I have said this before, and I will say it again, with these Fellows out in our communities we are going to be ok. The social equity change we want to see will happen. Follow the work they will be doing in their communities.
Read statements from the Fellows below to get a glimpse at their experience this summer.
-Cinthia Illan-Vazquez, Fellowship Organizer
And a word from the incredible staff who led our summer Fellowship program…
Recently, I attended a City Council Committee Meeting on public safety, civil rights, and technology. There were some 60 attendees in addition to Committee Chair, Bruce Harrell, council member, Jean Godden, and Chief of Police, Kathleen O’Toole.
Harrell began by addressing a group of middle school students in the audience, stating, “we have the Chief of Police here today, the highest ranking police official in the city, AND, she is a woman…We are very proud that gender doesn’t make a difference, at least not here in this city.”
Last time I checked, gender makes a difference everywhere – even in a city as comparatively progressive and proactive as Seattle. Harrell, are you familiar with the host of LGBTQ hate crimes happening in and around The Hill these days? Unequal wage gaps? Apparently, you aren’t.
(I’ll revisit later on).
For now, allow me to debrief on a few of O’Toole’s main points on the SPD’s efforts to augment police accountability.
- So far in 2015, the SPD has not been involved in officer shootings and other violent disputes (phew).
- The SPD has implemented an Early Intervention System (EIS) to enhance officer accountability. O’Toole stated, “[the EIS] is a way to identify an officer’s abnormalities before he/she becomes problematic.” And yes, we’ve seen “problematic” from sea to shining sea.
- The SPD mandates de-escalation training as a part of its police academy, in efforts to “use deathly force [only] as a last resort so that officers have the tools to effectively de-escalate a dangerous situation.” While reminiscent of the “talk a man off the ledge” strategy, popularized in films and literary account of sorts, O’Toole argues that de-escalation has been largely successful to date.
- The SPD is going #Social #WorldWideWeb, via “trying to get better at telling [its] story,” says O’Toole. She is proud of the SPD’s new social media presence (FB, Twitter, etc.). Personally, I’d like to see an Instagram account titled, “TheCopCar98105,” but we’re not there yet.
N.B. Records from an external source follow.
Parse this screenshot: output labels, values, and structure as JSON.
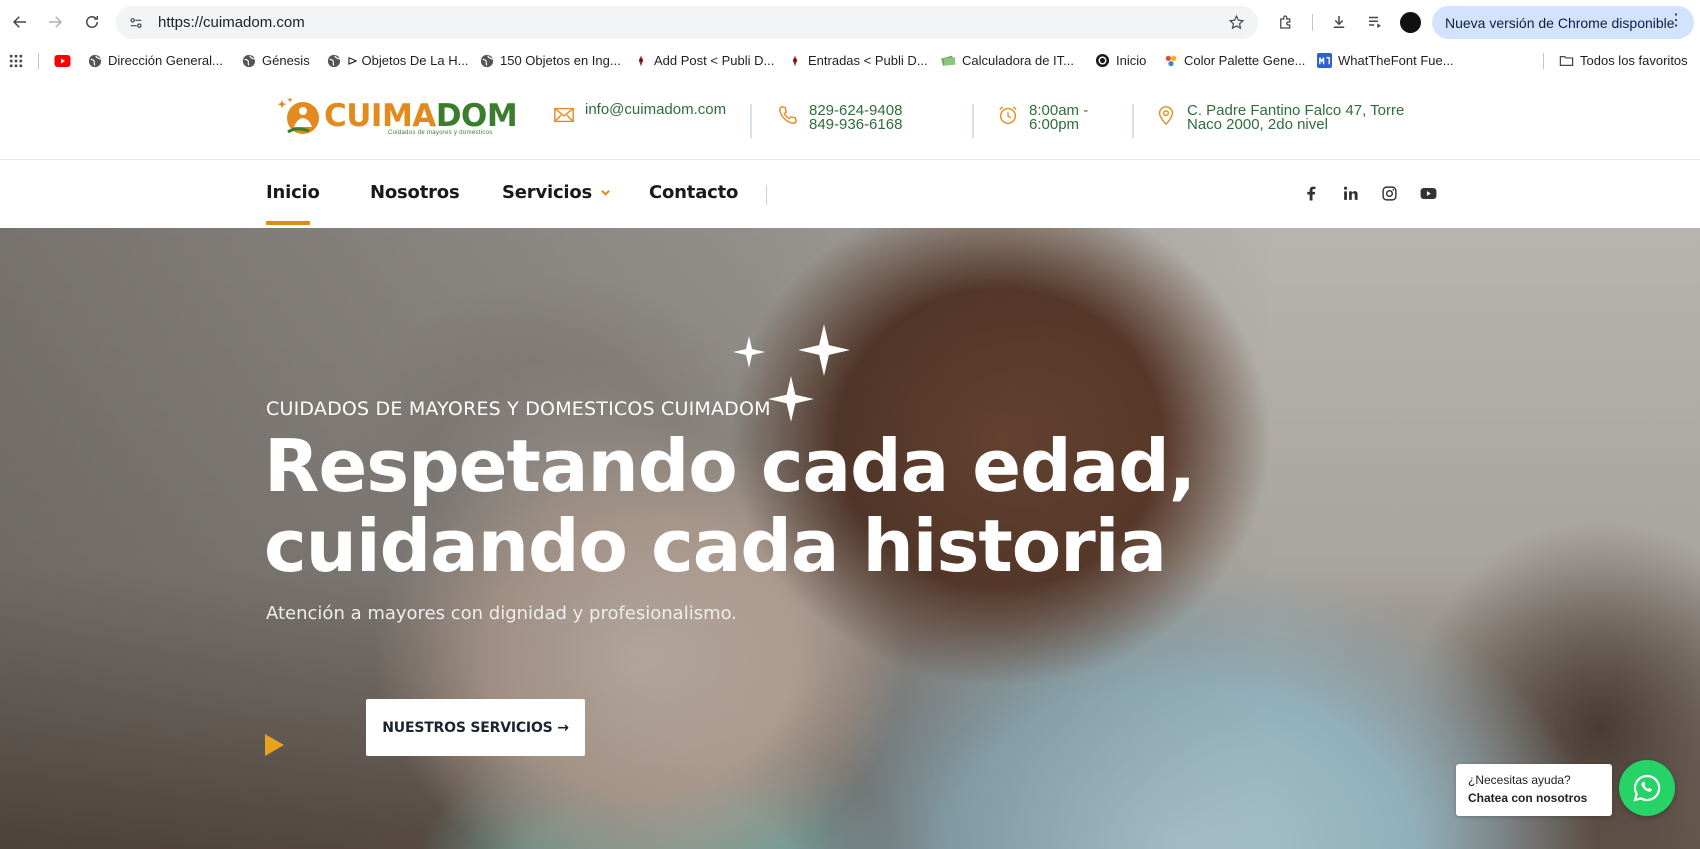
{
  "browser": {
    "url": "https://cuimadom.com",
    "update_label": "Nueva versión de Chrome disponible",
    "avatar_color": "#111111",
    "bookmarks": [
      {
        "label": "Dirección General...",
        "icon": "globe-icon"
      },
      {
        "label": "Génesis",
        "icon": "globe-icon"
      },
      {
        "label": "⊳ Objetos De La H...",
        "icon": "globe-icon"
      },
      {
        "label": "150 Objetos en Ing...",
        "icon": "globe-icon"
      },
      {
        "label": "Add Post < Publi D...",
        "icon": "site-icon"
      },
      {
        "label": "Entradas < Publi D...",
        "icon": "site-icon"
      },
      {
        "label": "Calculadora de IT...",
        "icon": "money-icon"
      },
      {
        "label": "Inicio",
        "icon": "circle-icon"
      },
      {
        "label": "Color Palette Gene...",
        "icon": "palette-icon"
      },
      {
        "label": "WhatTheFont Fue...",
        "icon": "font-icon"
      }
    ],
    "all_bookmarks_label": "Todos los favoritos"
  },
  "site": {
    "logo": {
      "text_a": "CUIMA",
      "text_b": "DOM",
      "tagline": "Cuidados de mayores y domésticos"
    },
    "contact": {
      "email": "info@cuimadom.com",
      "phone1": "829-624-9408",
      "phone2": "849-936-6168",
      "hours1": "8:00am -",
      "hours2": "6:00pm",
      "address1": "C. Padre Fantino Falco 47, Torre",
      "address2": "Naco 2000, 2do nivel"
    },
    "nav": {
      "home": "Inicio",
      "about": "Nosotros",
      "services": "Servicios",
      "contact": "Contacto"
    },
    "hero": {
      "kicker": "CUIDADOS DE MAYORES Y DOMESTICOS CUIMADOM",
      "title_line1": "Respetando cada edad,",
      "title_line2": "cuidando cada historia",
      "subtitle": "Atención a mayores con dignidad y profesionalismo.",
      "cta": "NUESTROS SERVICIOS →"
    },
    "chat": {
      "line1": "¿Necesitas ayuda?",
      "line2": "Chatea con nosotros"
    },
    "colors": {
      "accent": "#e38a1c",
      "brand_green": "#2f6d3a",
      "whatsapp": "#25d366"
    }
  }
}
- The SPD is working to align its statistical data with Seattle’s 57 distinct micro-communities. Each neighborhood has its own set of diverse challenges, that O’Toole and fellow officers believe should be uniquely addressed. Kudos!
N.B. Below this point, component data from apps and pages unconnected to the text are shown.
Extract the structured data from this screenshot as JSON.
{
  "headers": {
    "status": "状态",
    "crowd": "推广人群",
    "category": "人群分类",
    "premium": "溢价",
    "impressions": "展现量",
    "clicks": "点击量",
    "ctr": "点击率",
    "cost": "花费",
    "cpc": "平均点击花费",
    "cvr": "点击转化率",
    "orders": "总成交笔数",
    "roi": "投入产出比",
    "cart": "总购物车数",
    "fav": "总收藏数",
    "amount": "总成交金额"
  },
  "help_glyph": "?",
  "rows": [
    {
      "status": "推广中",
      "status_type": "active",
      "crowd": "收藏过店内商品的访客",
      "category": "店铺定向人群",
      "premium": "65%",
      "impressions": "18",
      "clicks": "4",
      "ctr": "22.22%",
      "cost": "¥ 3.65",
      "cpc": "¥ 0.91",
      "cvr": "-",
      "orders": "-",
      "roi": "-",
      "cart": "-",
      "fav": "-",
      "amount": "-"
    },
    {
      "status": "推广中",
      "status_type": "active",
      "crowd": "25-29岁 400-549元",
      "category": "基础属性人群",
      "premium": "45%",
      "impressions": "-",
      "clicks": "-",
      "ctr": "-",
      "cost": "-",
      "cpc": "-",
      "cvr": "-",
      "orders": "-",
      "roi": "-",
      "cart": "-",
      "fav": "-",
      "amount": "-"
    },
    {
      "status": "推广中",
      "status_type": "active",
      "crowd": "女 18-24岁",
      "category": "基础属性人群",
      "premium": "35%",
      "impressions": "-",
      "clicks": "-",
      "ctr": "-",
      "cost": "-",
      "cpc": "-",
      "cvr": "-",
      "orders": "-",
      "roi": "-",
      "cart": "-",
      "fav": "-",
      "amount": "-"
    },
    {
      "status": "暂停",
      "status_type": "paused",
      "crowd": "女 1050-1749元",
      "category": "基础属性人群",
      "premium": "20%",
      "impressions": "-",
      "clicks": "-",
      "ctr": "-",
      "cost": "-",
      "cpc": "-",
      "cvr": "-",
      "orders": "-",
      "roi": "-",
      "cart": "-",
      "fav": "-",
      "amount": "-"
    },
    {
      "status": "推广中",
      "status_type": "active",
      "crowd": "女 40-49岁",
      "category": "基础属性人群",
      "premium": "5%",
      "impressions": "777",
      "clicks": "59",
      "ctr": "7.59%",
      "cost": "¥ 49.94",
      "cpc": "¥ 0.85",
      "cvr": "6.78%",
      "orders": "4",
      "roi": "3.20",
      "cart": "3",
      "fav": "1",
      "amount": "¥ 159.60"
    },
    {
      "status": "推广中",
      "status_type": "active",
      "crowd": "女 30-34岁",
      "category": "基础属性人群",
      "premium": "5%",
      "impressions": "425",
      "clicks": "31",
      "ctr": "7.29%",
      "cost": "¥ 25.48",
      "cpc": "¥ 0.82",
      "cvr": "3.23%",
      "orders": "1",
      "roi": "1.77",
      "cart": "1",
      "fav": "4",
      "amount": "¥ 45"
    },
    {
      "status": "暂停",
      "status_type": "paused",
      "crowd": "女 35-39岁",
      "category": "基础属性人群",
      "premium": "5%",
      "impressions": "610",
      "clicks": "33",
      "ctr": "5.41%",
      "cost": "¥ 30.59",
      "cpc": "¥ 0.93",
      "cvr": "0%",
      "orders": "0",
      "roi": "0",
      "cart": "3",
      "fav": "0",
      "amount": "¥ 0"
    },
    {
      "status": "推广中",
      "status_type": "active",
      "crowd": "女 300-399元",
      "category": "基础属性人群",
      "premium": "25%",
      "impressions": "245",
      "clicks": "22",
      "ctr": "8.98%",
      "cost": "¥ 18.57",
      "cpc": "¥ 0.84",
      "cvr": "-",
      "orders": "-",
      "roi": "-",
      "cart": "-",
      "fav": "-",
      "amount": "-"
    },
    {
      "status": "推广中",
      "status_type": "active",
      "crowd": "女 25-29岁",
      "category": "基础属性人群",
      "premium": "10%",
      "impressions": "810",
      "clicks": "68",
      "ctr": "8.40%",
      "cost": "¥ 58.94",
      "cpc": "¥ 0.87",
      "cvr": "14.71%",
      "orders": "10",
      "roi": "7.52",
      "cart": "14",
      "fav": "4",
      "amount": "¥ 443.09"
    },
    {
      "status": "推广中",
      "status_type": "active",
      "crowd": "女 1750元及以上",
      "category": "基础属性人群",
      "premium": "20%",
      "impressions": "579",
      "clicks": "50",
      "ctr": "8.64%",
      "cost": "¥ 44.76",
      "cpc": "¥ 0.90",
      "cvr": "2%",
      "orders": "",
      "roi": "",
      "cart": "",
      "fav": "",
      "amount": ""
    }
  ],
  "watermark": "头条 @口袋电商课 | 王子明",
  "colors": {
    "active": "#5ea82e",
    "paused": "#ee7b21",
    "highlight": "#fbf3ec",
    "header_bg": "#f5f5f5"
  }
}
- A new (mysterious ghost) IT man is working to develop “agile policing,” or the use of data from previous events to render new protocols. O’Toole says that this will help to “rapidly deploy resources through the use of technology” (like drones, but not).
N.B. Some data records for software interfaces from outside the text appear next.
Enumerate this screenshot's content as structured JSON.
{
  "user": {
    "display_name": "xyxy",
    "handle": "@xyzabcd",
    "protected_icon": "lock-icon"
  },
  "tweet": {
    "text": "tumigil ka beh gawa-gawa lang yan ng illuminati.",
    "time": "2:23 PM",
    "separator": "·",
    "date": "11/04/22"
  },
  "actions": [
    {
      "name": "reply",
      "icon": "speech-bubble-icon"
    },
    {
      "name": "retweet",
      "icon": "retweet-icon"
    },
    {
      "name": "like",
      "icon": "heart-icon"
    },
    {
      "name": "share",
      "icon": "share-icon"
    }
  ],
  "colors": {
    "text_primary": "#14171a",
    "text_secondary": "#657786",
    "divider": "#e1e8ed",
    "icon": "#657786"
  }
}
- Community outreach is in. So is police recruitment. The SPD has the most “…diverse police explorer program in the state” for young people (like, 4th graders) to “…learn about policing… and to see if it’s right for them.” Forest Fire Fighting (yes, the FFF) was “right for me” when I was that age, but unfortunately, things change. Anyways, the program is diverse, and “targets historically underrepresented groups,” says O’Toole.
- O’Toole signed off (kind of) with these inspirational words, to soon be etched upon the back of a Pottery Barnes pillow – “I like to emphasize that prevention and intervention are always more important than enforcement.” #True.
Long live O’Toole!
This blog post was written by Natalie, a Public Policy major at Duke University and the Bus’ 2015 DukeEngage Intern.